• [TASK PROMPT] Images do not belong in the copy; retype the rest of the entries below exactly.

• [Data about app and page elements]
--- START ---

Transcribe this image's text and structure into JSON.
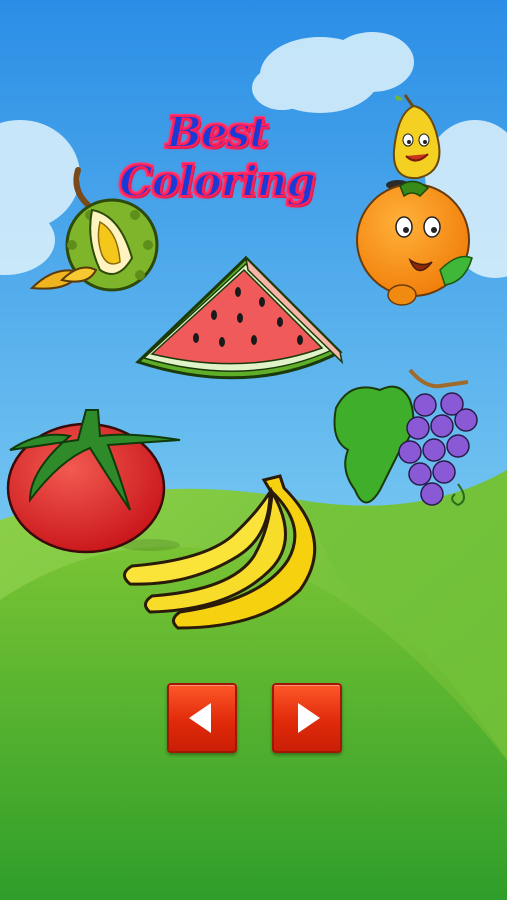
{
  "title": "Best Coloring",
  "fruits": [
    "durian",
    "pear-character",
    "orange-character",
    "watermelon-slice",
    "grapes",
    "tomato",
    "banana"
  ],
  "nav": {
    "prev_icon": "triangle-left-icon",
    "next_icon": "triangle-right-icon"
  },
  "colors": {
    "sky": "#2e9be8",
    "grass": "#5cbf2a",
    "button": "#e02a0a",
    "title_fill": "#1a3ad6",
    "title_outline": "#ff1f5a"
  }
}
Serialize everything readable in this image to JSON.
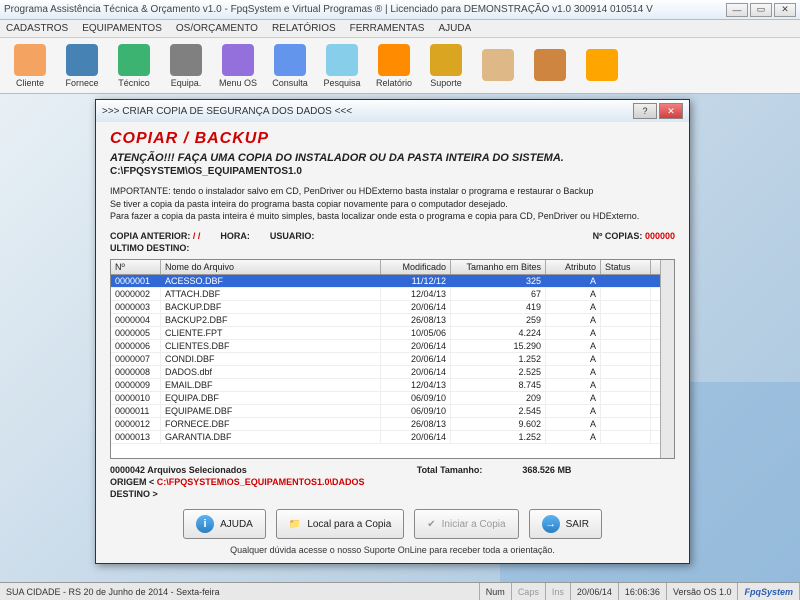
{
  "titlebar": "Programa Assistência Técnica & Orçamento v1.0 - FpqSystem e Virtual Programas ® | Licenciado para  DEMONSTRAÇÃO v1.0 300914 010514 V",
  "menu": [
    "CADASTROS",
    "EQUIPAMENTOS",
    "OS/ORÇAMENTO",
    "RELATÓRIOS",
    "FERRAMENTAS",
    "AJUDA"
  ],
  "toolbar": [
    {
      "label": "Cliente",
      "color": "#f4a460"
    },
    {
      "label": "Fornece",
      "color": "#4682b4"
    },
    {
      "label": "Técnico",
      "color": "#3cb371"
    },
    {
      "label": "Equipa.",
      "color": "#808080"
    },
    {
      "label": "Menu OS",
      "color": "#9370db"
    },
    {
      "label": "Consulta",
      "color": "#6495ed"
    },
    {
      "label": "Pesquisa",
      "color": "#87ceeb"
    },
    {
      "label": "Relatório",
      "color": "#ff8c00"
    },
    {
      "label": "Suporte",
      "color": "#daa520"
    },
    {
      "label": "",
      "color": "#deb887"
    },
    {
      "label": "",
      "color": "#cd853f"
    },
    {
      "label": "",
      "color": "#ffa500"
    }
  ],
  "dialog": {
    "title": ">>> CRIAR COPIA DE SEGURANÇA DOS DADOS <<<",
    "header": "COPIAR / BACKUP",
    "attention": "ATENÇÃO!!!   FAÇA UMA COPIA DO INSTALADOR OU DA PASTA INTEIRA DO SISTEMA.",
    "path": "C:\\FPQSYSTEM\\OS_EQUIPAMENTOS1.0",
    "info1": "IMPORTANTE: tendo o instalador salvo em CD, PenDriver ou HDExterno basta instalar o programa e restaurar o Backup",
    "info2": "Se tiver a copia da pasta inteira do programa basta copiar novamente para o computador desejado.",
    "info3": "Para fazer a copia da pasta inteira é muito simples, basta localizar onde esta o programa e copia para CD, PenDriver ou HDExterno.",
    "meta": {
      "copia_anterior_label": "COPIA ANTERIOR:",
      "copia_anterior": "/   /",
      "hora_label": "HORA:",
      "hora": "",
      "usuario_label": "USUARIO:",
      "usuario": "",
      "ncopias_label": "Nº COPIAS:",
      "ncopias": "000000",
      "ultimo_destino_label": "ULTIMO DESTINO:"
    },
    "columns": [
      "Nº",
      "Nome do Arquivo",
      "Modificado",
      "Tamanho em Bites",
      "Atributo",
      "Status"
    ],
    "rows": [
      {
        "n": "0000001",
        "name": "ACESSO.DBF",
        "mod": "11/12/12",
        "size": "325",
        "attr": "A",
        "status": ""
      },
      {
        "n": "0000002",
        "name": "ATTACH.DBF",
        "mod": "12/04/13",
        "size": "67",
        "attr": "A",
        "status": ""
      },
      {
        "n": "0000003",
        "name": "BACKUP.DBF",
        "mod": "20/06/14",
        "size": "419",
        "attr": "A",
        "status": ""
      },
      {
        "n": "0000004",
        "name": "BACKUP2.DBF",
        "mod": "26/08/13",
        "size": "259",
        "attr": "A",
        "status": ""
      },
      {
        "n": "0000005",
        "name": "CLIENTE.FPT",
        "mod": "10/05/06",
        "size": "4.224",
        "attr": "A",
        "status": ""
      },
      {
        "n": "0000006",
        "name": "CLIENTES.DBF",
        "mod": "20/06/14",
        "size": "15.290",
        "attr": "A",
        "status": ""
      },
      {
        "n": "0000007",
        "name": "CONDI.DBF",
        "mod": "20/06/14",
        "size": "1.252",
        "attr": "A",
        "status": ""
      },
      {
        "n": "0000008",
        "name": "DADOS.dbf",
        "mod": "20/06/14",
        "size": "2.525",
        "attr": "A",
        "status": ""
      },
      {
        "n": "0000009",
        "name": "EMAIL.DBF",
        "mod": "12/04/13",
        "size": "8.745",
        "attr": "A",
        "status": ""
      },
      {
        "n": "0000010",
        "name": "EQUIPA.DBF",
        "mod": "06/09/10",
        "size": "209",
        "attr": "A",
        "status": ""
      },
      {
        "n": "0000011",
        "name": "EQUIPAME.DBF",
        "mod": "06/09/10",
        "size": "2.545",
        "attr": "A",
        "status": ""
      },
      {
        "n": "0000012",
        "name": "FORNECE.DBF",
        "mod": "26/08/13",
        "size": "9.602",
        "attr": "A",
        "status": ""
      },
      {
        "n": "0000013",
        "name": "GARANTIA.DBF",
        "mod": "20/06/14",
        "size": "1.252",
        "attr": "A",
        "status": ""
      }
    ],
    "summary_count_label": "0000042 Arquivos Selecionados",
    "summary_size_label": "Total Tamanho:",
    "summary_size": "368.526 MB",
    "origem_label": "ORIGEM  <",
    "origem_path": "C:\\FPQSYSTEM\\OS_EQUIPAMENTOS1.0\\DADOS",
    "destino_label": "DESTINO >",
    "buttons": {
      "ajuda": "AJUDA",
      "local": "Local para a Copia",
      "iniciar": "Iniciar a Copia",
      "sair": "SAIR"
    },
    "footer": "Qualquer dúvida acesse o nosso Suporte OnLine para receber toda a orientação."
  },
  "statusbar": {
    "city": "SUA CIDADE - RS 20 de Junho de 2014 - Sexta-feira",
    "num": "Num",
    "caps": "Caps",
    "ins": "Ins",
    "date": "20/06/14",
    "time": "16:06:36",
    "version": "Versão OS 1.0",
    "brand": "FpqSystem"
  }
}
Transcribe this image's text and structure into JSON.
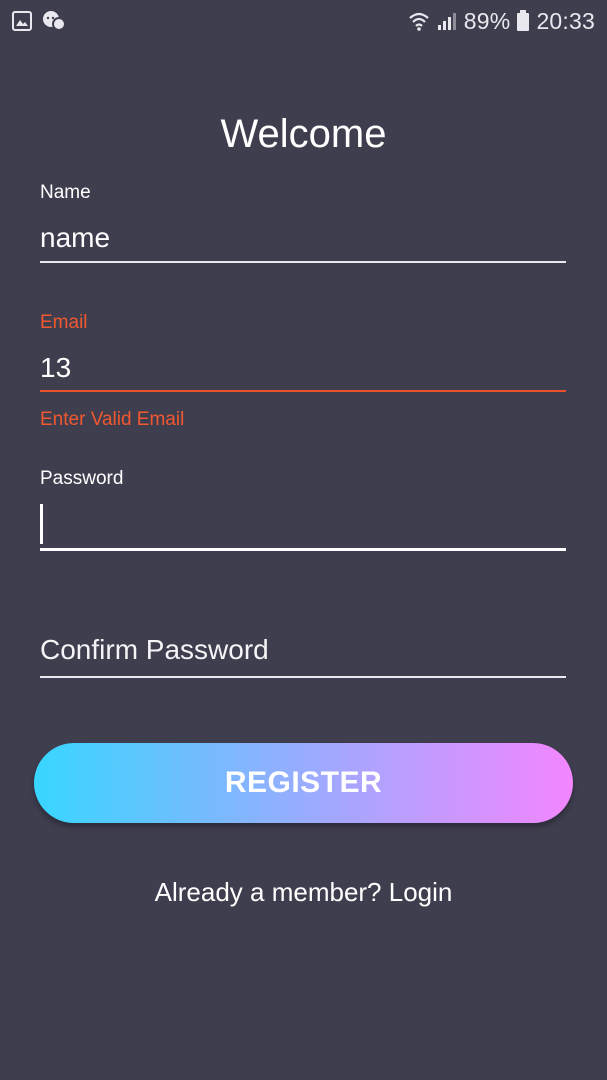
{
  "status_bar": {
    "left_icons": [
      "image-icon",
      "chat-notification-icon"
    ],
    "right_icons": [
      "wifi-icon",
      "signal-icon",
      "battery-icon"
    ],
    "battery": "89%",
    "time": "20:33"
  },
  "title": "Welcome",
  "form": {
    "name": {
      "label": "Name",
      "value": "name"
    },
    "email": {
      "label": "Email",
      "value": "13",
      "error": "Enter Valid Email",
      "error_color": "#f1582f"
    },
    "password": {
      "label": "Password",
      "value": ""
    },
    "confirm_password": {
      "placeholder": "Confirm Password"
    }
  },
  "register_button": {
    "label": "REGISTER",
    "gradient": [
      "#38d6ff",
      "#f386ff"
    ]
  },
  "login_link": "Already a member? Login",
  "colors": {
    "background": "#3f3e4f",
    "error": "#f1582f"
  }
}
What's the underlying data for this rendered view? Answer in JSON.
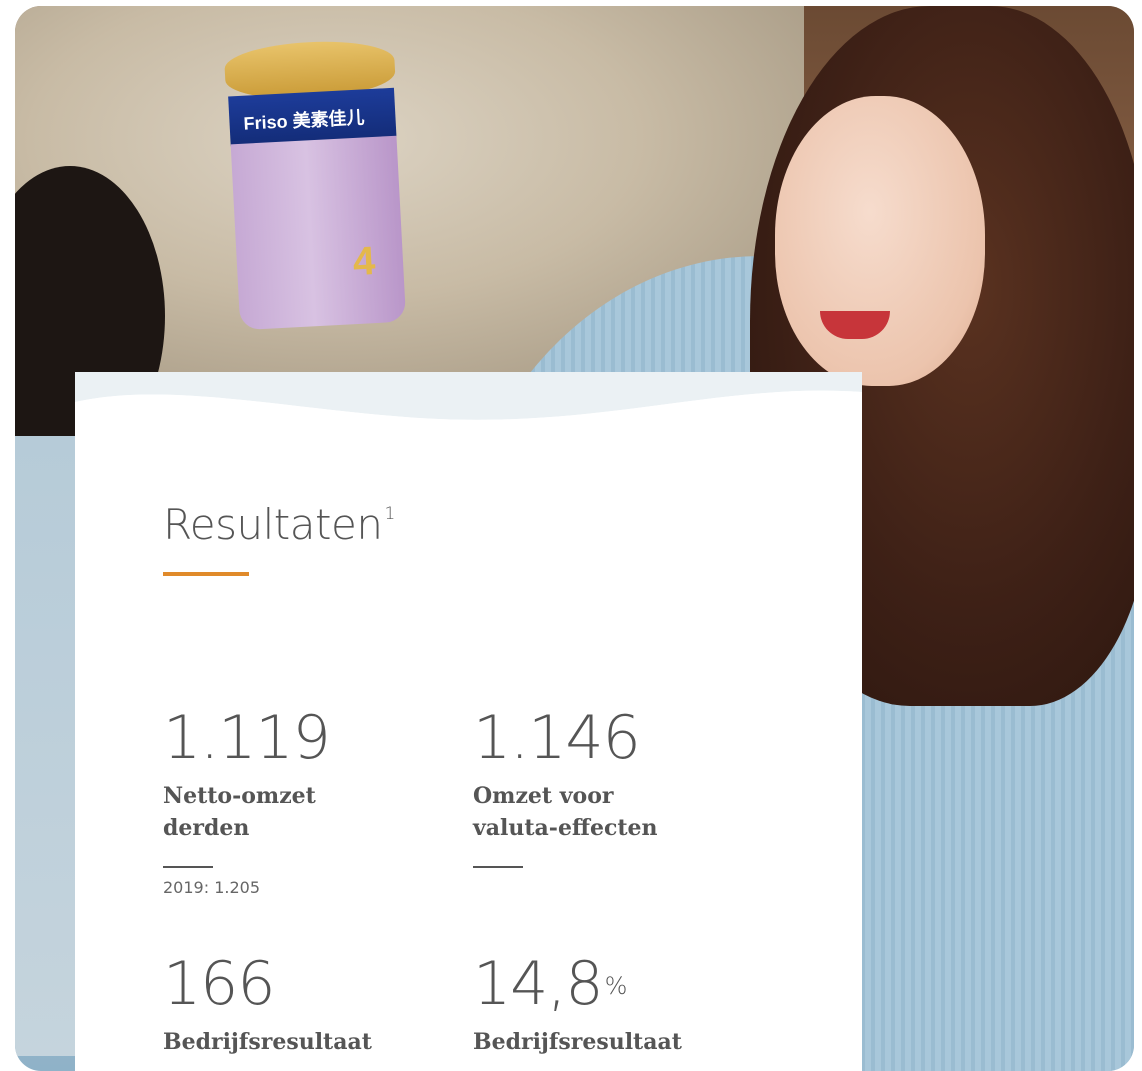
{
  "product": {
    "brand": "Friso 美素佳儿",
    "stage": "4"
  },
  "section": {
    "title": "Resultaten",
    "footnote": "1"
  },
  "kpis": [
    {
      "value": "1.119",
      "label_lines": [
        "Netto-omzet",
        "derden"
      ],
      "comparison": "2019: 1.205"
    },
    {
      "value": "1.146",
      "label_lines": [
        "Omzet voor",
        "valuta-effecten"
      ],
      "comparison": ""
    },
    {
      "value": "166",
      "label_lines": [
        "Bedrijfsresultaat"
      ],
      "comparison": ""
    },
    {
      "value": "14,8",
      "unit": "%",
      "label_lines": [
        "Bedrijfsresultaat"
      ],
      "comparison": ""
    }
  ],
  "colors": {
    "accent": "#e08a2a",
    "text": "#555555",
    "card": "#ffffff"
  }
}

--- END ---

• [RESPONSE TO THIS TASK]
Transcribe this image's text and structure into JSON.
{
  "title": "Best Coloring",
  "fruits": [
    "durian",
    "pear-character",
    "orange-character",
    "watermelon-slice",
    "grapes",
    "tomato",
    "banana"
  ],
  "nav": {
    "prev_icon": "triangle-left-icon",
    "next_icon": "triangle-right-icon"
  },
  "colors": {
    "sky": "#2e9be8",
    "grass": "#5cbf2a",
    "button": "#e02a0a",
    "title_fill": "#1a3ad6",
    "title_outline": "#ff1f5a"
  }
}
Serialize everything readable in this image to JSON.
{
  "titlebar": "Programa Assistência Técnica & Orçamento v1.0 - FpqSystem e Virtual Programas ® | Licenciado para  DEMONSTRAÇÃO v1.0 300914 010514 V",
  "menu": [
    "CADASTROS",
    "EQUIPAMENTOS",
    "OS/ORÇAMENTO",
    "RELATÓRIOS",
    "FERRAMENTAS",
    "AJUDA"
  ],
  "toolbar": [
    {
      "label": "Cliente",
      "color": "#f4a460"
    },
    {
      "label": "Fornece",
      "color": "#4682b4"
    },
    {
      "label": "Técnico",
      "color": "#3cb371"
    },
    {
      "label": "Equipa.",
      "color": "#808080"
    },
    {
      "label": "Menu OS",
      "color": "#9370db"
    },
    {
      "label": "Consulta",
      "color": "#6495ed"
    },
    {
      "label": "Pesquisa",
      "color": "#87ceeb"
    },
    {
      "label": "Relatório",
      "color": "#ff8c00"
    },
    {
      "label": "Suporte",
      "color": "#daa520"
    },
    {
      "label": "",
      "color": "#deb887"
    },
    {
      "label": "",
      "color": "#cd853f"
    },
    {
      "label": "",
      "color": "#ffa500"
    }
  ],
  "dialog": {
    "title": ">>> CRIAR COPIA DE SEGURANÇA DOS DADOS <<<",
    "header": "COPIAR / BACKUP",
    "attention": "ATENÇÃO!!!   FAÇA UMA COPIA DO INSTALADOR OU DA PASTA INTEIRA DO SISTEMA.",
    "path": "C:\\FPQSYSTEM\\OS_EQUIPAMENTOS1.0",
    "info1": "IMPORTANTE: tendo o instalador salvo em CD, PenDriver ou HDExterno basta instalar o programa e restaurar o Backup",
    "info2": "Se tiver a copia da pasta inteira do programa basta copiar novamente para o computador desejado.",
    "info3": "Para fazer a copia da pasta inteira é muito simples, basta localizar onde esta o programa e copia para CD, PenDriver ou HDExterno.",
    "meta": {
      "copia_anterior_label": "COPIA ANTERIOR:",
      "copia_anterior": "/   /",
      "hora_label": "HORA:",
      "hora": "",
      "usuario_label": "USUARIO:",
      "usuario": "",
      "ncopias_label": "Nº COPIAS:",
      "ncopias": "000000",
      "ultimo_destino_label": "ULTIMO DESTINO:"
    },
    "columns": [
      "Nº",
      "Nome do Arquivo",
      "Modificado",
      "Tamanho em Bites",
      "Atributo",
      "Status"
    ],
    "rows": [
      {
        "n": "0000001",
        "name": "ACESSO.DBF",
        "mod": "11/12/12",
        "size": "325",
        "attr": "A",
        "status": ""
      },
      {
        "n": "0000002",
        "name": "ATTACH.DBF",
        "mod": "12/04/13",
        "size": "67",
        "attr": "A",
        "status": ""
      },
      {
        "n": "0000003",
        "name": "BACKUP.DBF",
        "mod": "20/06/14",
        "size": "419",
        "attr": "A",
        "status": ""
      },
      {
        "n": "0000004",
        "name": "BACKUP2.DBF",
        "mod": "26/08/13",
        "size": "259",
        "attr": "A",
        "status": ""
      },
      {
        "n": "0000005",
        "name": "CLIENTE.FPT",
        "mod": "10/05/06",
        "size": "4.224",
        "attr": "A",
        "status": ""
      },
      {
        "n": "0000006",
        "name": "CLIENTES.DBF",
        "mod": "20/06/14",
        "size": "15.290",
        "attr": "A",
        "status": ""
      },
      {
        "n": "0000007",
        "name": "CONDI.DBF",
        "mod": "20/06/14",
        "size": "1.252",
        "attr": "A",
        "status": ""
      },
      {
        "n": "0000008",
        "name": "DADOS.dbf",
        "mod": "20/06/14",
        "size": "2.525",
        "attr": "A",
        "status": ""
      },
      {
        "n": "0000009",
        "name": "EMAIL.DBF",
        "mod": "12/04/13",
        "size": "8.745",
        "attr": "A",
        "status": ""
      },
      {
        "n": "0000010",
        "name": "EQUIPA.DBF",
        "mod": "06/09/10",
        "size": "209",
        "attr": "A",
        "status": ""
      },
      {
        "n": "0000011",
        "name": "EQUIPAME.DBF",
        "mod": "06/09/10",
        "size": "2.545",
        "attr": "A",
        "status": ""
      },
      {
        "n": "0000012",
        "name": "FORNECE.DBF",
        "mod": "26/08/13",
        "size": "9.602",
        "attr": "A",
        "status": ""
      },
      {
        "n": "0000013",
        "name": "GARANTIA.DBF",
        "mod": "20/06/14",
        "size": "1.252",
        "attr": "A",
        "status": ""
      }
    ],
    "summary_count_label": "0000042 Arquivos Selecionados",
    "summary_size_label": "Total Tamanho:",
    "summary_size": "368.526 MB",
    "origem_label": "ORIGEM  <",
    "origem_path": "C:\\FPQSYSTEM\\OS_EQUIPAMENTOS1.0\\DADOS",
    "destino_label": "DESTINO >",
    "buttons": {
      "ajuda": "AJUDA",
      "local": "Local para a Copia",
      "iniciar": "Iniciar a Copia",
      "sair": "SAIR"
    },
    "footer": "Qualquer dúvida acesse o nosso Suporte OnLine para receber toda a orientação."
  },
  "statusbar": {
    "city": "SUA CIDADE - RS 20 de Junho de 2014 - Sexta-feira",
    "num": "Num",
    "caps": "Caps",
    "ins": "Ins",
    "date": "20/06/14",
    "time": "16:06:36",
    "version": "Versão OS 1.0",
    "brand": "FpqSystem"
  }
}
Transcribe this image's text and structure into JSON.
{
  "status_bar": {
    "left_icons": [
      "image-icon",
      "chat-notification-icon"
    ],
    "right_icons": [
      "wifi-icon",
      "signal-icon",
      "battery-icon"
    ],
    "battery": "89%",
    "time": "20:33"
  },
  "title": "Welcome",
  "form": {
    "name": {
      "label": "Name",
      "value": "name"
    },
    "email": {
      "label": "Email",
      "value": "13",
      "error": "Enter Valid Email",
      "error_color": "#f1582f"
    },
    "password": {
      "label": "Password",
      "value": ""
    },
    "confirm_password": {
      "placeholder": "Confirm Password"
    }
  },
  "register_button": {
    "label": "REGISTER",
    "gradient": [
      "#38d6ff",
      "#f386ff"
    ]
  },
  "login_link": "Already a member? Login",
  "colors": {
    "background": "#3f3e4f",
    "error": "#f1582f"
  }
}
What's the underlying data for this rendered view? Answer in JSON.
{
  "product": {
    "brand": "Friso 美素佳儿",
    "stage": "4"
  },
  "section": {
    "title": "Resultaten",
    "footnote": "1"
  },
  "kpis": [
    {
      "value": "1.119",
      "label_lines": [
        "Netto-omzet",
        "derden"
      ],
      "comparison": "2019: 1.205"
    },
    {
      "value": "1.146",
      "label_lines": [
        "Omzet voor",
        "valuta-effecten"
      ],
      "comparison": ""
    },
    {
      "value": "166",
      "label_lines": [
        "Bedrijfsresultaat"
      ],
      "comparison": ""
    },
    {
      "value": "14,8",
      "unit": "%",
      "label_lines": [
        "Bedrijfsresultaat"
      ],
      "comparison": ""
    }
  ],
  "colors": {
    "accent": "#e08a2a",
    "text": "#555555",
    "card": "#ffffff"
  }
}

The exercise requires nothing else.